Obama had in fact argued the opposite in the 2001 interview, saying that the civil rights movement had become too focused on making change through the judicial system, rather than from the ground up through community organizations. But Palin used Obama's words to follow an argument Sen. John McCain has made this week that Obama has long-advocated for "spreading the wealth." "Obama says that he wants to spread the wealth," Palin said to boos from the crowd. "In other words he thinks that it's your job to earn the wealth and it's his job to spread it."
But Palin then went beyond any argument McCain has made, using the 2001 interview to insinuate that Obama wants to re-write the U.S. Constitution and appoint radical Supreme Court justices, while also suggesting that under Obama, judges would confiscate the property of American citizens. Referencing the interview, Palin said, "So you have to ask, is this a suggestion that's he’d want to re-write the founding document of our great nation to accomplish his goals. And what does that say about his ideas on future Supreme Court justices?"
"Let me remind Barack Obama of something else. When judges don’t confiscate your property and your hard-earned -- all of your hard-earned money and then re-distribute that, he may call that a tragedy. But I call it fairness and adherence to our U.S. Constitution," Palin added later in her remarks.
In the interview, Obama described one of the "tragedies of the civil rights movement" was that "the civil rights movement became so court-focused". "I think that there was a tendency to lose track of the political and community organizing activities on the ground that are able to put together the actual coalitions of power through which you bring about redistributive change, and in some ways, we still suffer from that," Obama said in the interview.
When a caller asked whether economic redistribution should come through the courts or the legislative process, Obama replied, "I'm not optimistic about bringing about major redistributive change through the courts. The institution just isn't structured that way." Obama's 2001 interview made no mention of judges confiscating property. The Palin campaign did not provide clarification on what Palin was referring to with the remark.
Thursday, October 30, 2008
The Empty Rhetoric Continues
As Sarah Palin has proven time and time again, when you have nothing of substance to discuss and when you come to the realization that your chances in a battle of ideas are futile, you become desperate and grasp for anything and everything to throw at your opponent.
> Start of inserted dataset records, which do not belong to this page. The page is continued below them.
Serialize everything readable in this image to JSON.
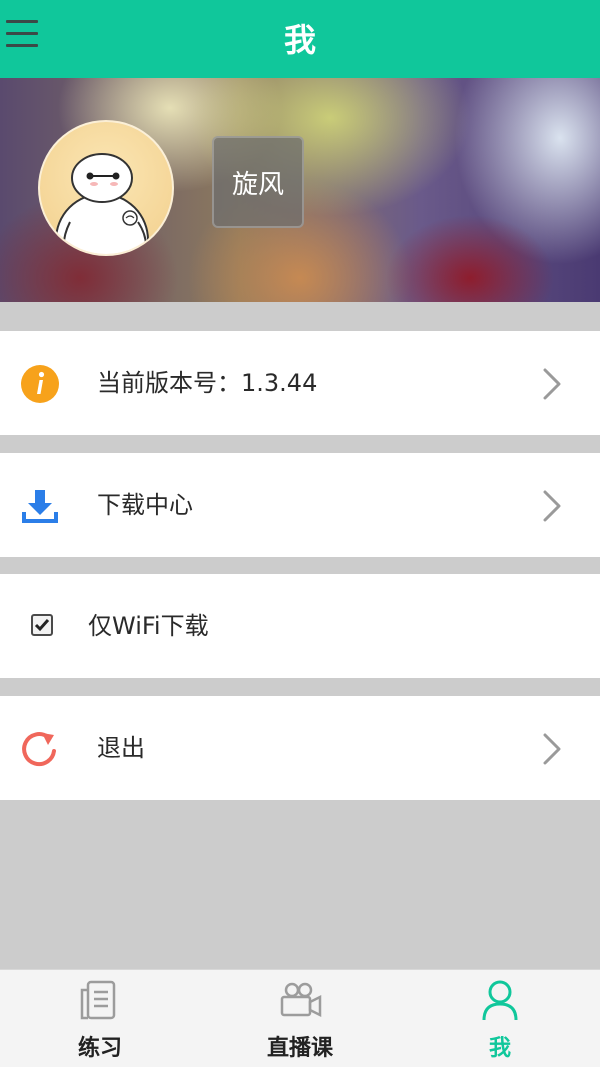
{
  "header": {
    "title": "我",
    "menu_icon": "menu-icon"
  },
  "profile": {
    "username": "旋风",
    "avatar_icon": "baymax-avatar"
  },
  "settings": {
    "version_label": "当前版本号：1.3.44",
    "version_icon": "info-icon",
    "download_center_label": "下载中心",
    "download_icon": "download-icon",
    "wifi_only_label": "仅WiFi下载",
    "wifi_only_checked": true,
    "logout_label": "退出",
    "logout_icon": "logout-icon"
  },
  "tabs": [
    {
      "label": "练习",
      "icon": "document-icon",
      "active": false
    },
    {
      "label": "直播课",
      "icon": "video-camera-icon",
      "active": false
    },
    {
      "label": "我",
      "icon": "user-icon",
      "active": true
    }
  ],
  "colors": {
    "brand": "#10c79b",
    "info": "#f7a21b",
    "download": "#2b7ee8",
    "logout": "#f0675b",
    "background": "#cccccc"
  }
}
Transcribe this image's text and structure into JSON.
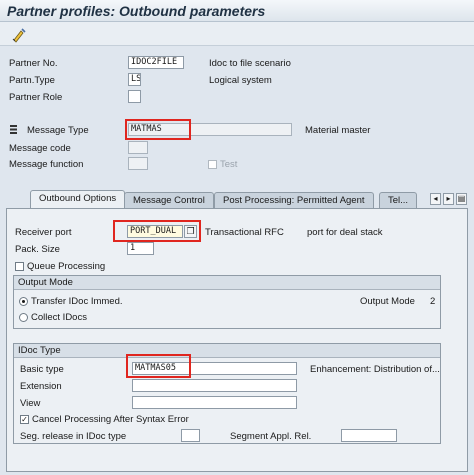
{
  "window": {
    "title": "Partner profiles: Outbound parameters"
  },
  "toolbar": {
    "tool_icon": "display-change-icon"
  },
  "header": {
    "partner_no": {
      "label": "Partner No.",
      "value": "IDOC2FILE",
      "desc": "Idoc to file scenario"
    },
    "partn_type": {
      "label": "Partn.Type",
      "value": "LS",
      "desc": "Logical system"
    },
    "partner_role": {
      "label": "Partner Role",
      "value": ""
    },
    "message_type": {
      "label": "Message Type",
      "value": "MATMAS",
      "desc": "Material master"
    },
    "message_code": {
      "label": "Message code",
      "value": ""
    },
    "message_function": {
      "label": "Message function",
      "value": ""
    },
    "test": {
      "label": "Test",
      "checked": false
    }
  },
  "tabs": [
    {
      "label": "Outbound Options",
      "active": true
    },
    {
      "label": "Message Control",
      "active": false
    },
    {
      "label": "Post Processing: Permitted Agent",
      "active": false
    },
    {
      "label": "Tel...",
      "active": false
    }
  ],
  "outbound": {
    "receiver_port": {
      "label": "Receiver port",
      "value": "PORT_DUAL",
      "desc1": "Transactional RFC",
      "desc2": "port for deal stack"
    },
    "pack_size": {
      "label": "Pack. Size",
      "value": "1"
    },
    "queue_processing": {
      "label": "Queue Processing",
      "checked": false
    },
    "output_mode": {
      "title": "Output Mode",
      "transfer": "Transfer IDoc Immed.",
      "collect": "Collect IDocs",
      "mode_label": "Output Mode",
      "mode_value": "2"
    },
    "idoc_type": {
      "title": "IDoc Type",
      "basic_type": {
        "label": "Basic type",
        "value": "MATMAS05"
      },
      "enhancement_text": "Enhancement: Distribution of...",
      "extension": {
        "label": "Extension",
        "value": ""
      },
      "view": {
        "label": "View",
        "value": ""
      },
      "cancel_processing": {
        "label": "Cancel Processing After Syntax Error",
        "checked": true
      },
      "seg_release": {
        "label": "Seg. release in IDoc type",
        "value": ""
      },
      "segment_appl_rel": {
        "label": "Segment Appl. Rel.",
        "value": ""
      }
    }
  },
  "colors": {
    "highlight": "#e0261f",
    "title_text": "#203244",
    "background": "#dfe6ee"
  }
}
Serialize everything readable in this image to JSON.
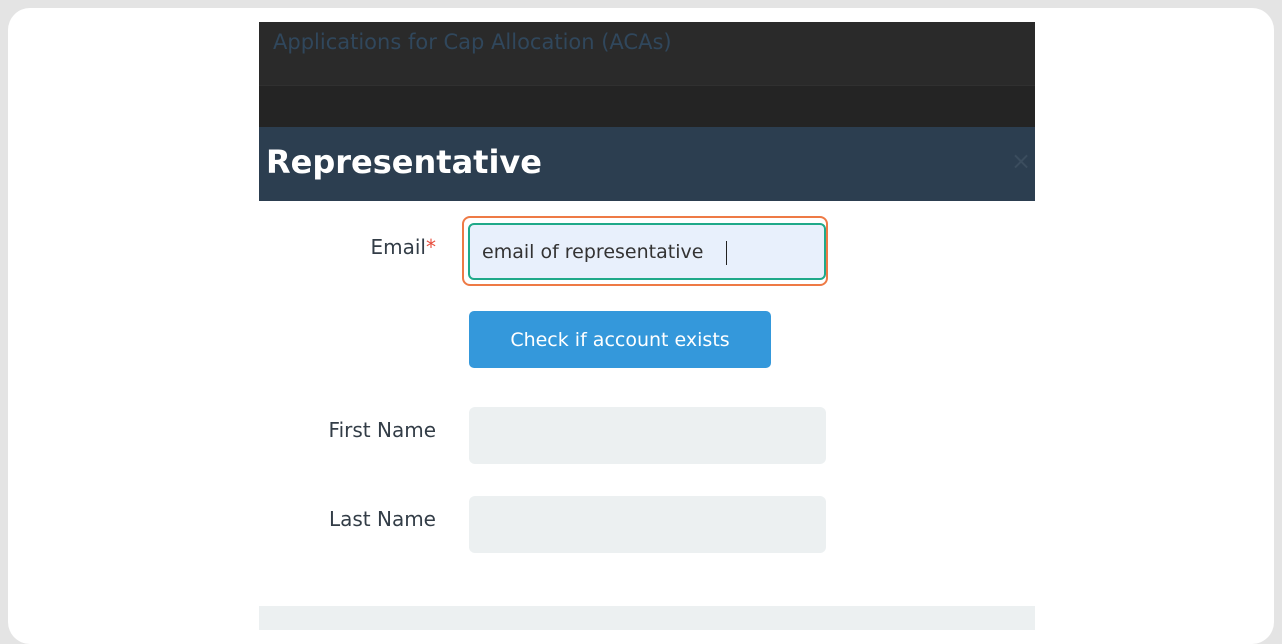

As reported by ABC News, her latest outlandish charge is that Barack Obama seeks to “re-write the U.S. Constitution and appoint radical Supreme Court justices and judges who would confiscate the property of American citizens.” In reality, Obama (a former Constitutional law professor) has argued the opposite. Nevertheless, the empty Palin attacks continue…